FPGA Beginner’s Series, 11: Adding in the Switches

As you may recall, we have progressed beyond the light-emitting diode (LED) flashing tutorial that was provided with the Avnet Spartan-6 LX9 MicroBoard. Now we wish to plug some external switches into our FPGA development board and then use these switches to “Start” and “Stop” the
count sequence being displayed on the LEDs.

In my previous column, we got the UCF (user constraints file) taken care of, and we also got a sneak preview of the hardware (LEDs and switches) we are going to connect to our development Programmable Planet whats next - generated V codeboard. (See: Discovering FPGAs: Playing With LEDs & Switches.)

The next step is to decide what needs to be done with the *.v (Verilog) file that was automatically generated by the system. Let’s use the ISE Design Suite to look at this generated code as illustrated here:

ISE gave us a start, but there are quite a few things missing. First, we have inputs and outputs defined, but they aren’t really connected up to anything. To do that, add the reserved word “wire” to the inputs and outputs, as shown in the following image:

Programmable Planet whats next - generated V code

Next, copy and paste all of the code from the “ledflash_ISE_ver.v” example file that we completed in an earlier column, Discovering FPGAs: Loading the .BIT File. Copy the code from line 10 through to the end of the file and paste it in starting at line 31 of the new code. If you end up with two “endmodule” statement lines, just delete one of them.

Programmable Planet whats next – copy old code

Don’t run ahead and synthesize, implement, generate, and configure yet, because you won’t get very far and you will likely be a little disappointed. Before doing that, we first have to tell the Verilog code to do something with the LEDs and switches.

For the first shot, we’re just going to connect the switches directly to the LEDs. That’s pretty easy to do in actual hardware, and it’s also reasonably easy to achieve in an FPGA. Down toward the bottom of the code, change the name “LED” on line 76 to match the “COUNTING_LEDS” that we renamed it to. Also, change the bit ranges to match the fact that we’re only counting with four LEDs again. Also, add an “assign” line for each switch/LED pair. When you are done, lines 76, 77, and 78 will read as follows
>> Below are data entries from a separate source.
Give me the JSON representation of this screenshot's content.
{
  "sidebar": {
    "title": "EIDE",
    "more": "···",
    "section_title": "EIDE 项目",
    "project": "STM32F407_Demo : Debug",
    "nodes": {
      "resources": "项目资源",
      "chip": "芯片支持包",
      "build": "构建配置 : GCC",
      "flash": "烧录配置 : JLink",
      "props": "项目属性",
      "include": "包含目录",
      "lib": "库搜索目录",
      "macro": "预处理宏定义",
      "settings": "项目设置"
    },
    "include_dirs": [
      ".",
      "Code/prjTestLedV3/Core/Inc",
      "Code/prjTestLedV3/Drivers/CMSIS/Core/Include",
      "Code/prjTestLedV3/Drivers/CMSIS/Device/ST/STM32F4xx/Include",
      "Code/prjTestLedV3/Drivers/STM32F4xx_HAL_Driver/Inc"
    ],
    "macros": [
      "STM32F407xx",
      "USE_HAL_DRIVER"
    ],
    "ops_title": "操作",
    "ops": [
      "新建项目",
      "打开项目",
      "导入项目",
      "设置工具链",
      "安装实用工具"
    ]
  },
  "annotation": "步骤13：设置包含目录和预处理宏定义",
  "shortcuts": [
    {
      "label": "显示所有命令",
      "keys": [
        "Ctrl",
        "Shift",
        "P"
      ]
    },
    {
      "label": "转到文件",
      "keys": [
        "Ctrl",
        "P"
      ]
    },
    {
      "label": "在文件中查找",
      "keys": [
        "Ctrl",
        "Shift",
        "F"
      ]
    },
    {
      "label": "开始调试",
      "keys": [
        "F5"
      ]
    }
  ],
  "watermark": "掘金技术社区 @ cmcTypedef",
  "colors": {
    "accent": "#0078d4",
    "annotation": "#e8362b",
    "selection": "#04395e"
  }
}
Programmable Planet whats next - assign switch inputs

You probably noticed that I inverted the setting for switch input “STOP_COUNT” with the “NOT” sign “!” (this character is commonly referred to as a “bang,” “ping,” or “shriek”). In reality, this wasn’t really necessary, but it’s there now and it may be important in later exercises.

Now we can synthesize, implement, generate, configure, and program as we did earlier in series. In summary, what we’ve done is:

  • Connect pins 4 and 10 of header block J4 to the FPGA as inputs
  • Connect pins 4 and 10 of header block J5 as outputs
  • Use the FPGA to connect the two sets so that a switch setting applied to one header pin
    routes into the FPGA and back out to a different header pin

Finally, we’ll do one more thing. Go back to the Verilog file and — at line 73 — insert the statement “if (START_COUNT)” as shown below:

Programmable Planet whats next - if statement

Try it and see if you correctly predicted the behavior.

One of the risks of having a beginner (such as myself) teaching other beginners is that there’s always the possibility that I’ll miss an important detail, make incorrect statements, or just not always understand why I’m doing something. This Website being a community effort, I encourage anyone who catches me doing any of the above to correct me and to add to what I’ve written.

Along these lines, I submit the reserved word “wire” that we added in earlier. All of the documentation I’ve read thus far hasn’t been all that clear, and the examples I’ve looked at aren’t consistent in the use of this word. My understanding is that the word “wire” is telling the system to route a wire between the physical pin, as defined in the UCF, and the symbol in the Verilog code, e.g., “USER_RESET,” “START_COUNT,” etc